Aim of the task: Below are some lines of data. Return all of them as they are.

Record extracts:
━━━━━━

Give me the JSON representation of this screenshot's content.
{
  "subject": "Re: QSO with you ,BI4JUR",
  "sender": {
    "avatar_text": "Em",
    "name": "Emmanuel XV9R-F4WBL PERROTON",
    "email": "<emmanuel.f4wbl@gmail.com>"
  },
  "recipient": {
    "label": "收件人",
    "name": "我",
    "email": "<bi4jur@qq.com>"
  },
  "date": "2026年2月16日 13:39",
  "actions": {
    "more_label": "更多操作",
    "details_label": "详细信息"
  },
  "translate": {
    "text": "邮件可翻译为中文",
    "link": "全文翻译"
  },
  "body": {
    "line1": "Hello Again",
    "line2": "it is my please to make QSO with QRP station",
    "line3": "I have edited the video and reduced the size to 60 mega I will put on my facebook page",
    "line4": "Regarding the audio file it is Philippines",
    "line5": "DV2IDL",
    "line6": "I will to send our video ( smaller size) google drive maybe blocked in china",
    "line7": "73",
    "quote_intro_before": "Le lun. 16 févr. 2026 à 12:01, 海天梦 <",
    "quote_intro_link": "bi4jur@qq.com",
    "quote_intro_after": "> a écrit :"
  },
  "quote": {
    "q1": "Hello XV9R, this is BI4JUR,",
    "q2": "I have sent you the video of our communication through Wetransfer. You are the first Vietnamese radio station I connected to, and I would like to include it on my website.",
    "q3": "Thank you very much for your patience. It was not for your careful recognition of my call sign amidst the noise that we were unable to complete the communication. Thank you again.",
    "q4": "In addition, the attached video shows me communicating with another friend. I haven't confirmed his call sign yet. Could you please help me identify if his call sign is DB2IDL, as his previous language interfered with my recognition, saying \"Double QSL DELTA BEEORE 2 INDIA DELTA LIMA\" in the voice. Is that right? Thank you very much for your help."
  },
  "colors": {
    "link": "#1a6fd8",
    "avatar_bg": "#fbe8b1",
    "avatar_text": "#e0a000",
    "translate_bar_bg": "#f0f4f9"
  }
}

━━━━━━

Exercise output:
Give me the JSON representation of this screenshot's content.
{
  "subject": "Re: QSO with you ,BI4JUR",
  "sender": {
    "avatar_text": "Em",
    "name": "Emmanuel XV9R-F4WBL PERROTON",
    "email": "<emmanuel.f4wbl@gmail.com>"
  },
  "recipient": {
    "label": "收件人",
    "name": "我",
    "email": "<bi4jur@qq.com>"
  },
  "date": "2026年2月16日 13:39",
  "actions": {
    "more_label": "更多操作",
    "details_label": "详细信息"
  },
  "translate": {
    "text": "邮件可翻译为中文",
    "link": "全文翻译"
  },
  "body": {
    "line1": "Hello Again",
    "line2": "it is my please to make QSO with QRP station",
    "line3": "I have edited the video and reduced the size to 60 mega I will put on my facebook page",
    "line4": "Regarding the audio file it is Philippines",
    "line5": "DV2IDL",
    "line6": "I will to send our video ( smaller size) google drive maybe blocked in china",
    "line7": "73",
    "quote_intro_before": "Le lun. 16 févr. 2026 à 12:01, 海天梦 <",
    "quote_intro_link": "bi4jur@qq.com",
    "quote_intro_after": "> a écrit :"
  },
  "quote": {
    "q1": "Hello XV9R, this is BI4JUR,",
    "q2": "I have sent you the video of our communication through Wetransfer. You are the first Vietnamese radio station I connected to, and I would like to include it on my website.",
    "q3": "Thank you very much for your patience. It was not for your careful recognition of my call sign amidst the noise that we were unable to complete the communication. Thank you again.",
    "q4": "In addition, the attached video shows me communicating with another friend. I haven't confirmed his call sign yet. Could you please help me identify if his call sign is DB2IDL, as his previous language interfered with my recognition, saying \"Double QSL DELTA BEEORE 2 INDIA DELTA LIMA\" in the voice. Is that right? Thank you very much for your help."
  },
  "colors": {
    "link": "#1a6fd8",
    "avatar_bg": "#fbe8b1",
    "avatar_text": "#e0a000",
    "translate_bar_bg": "#f0f4f9"
  }
}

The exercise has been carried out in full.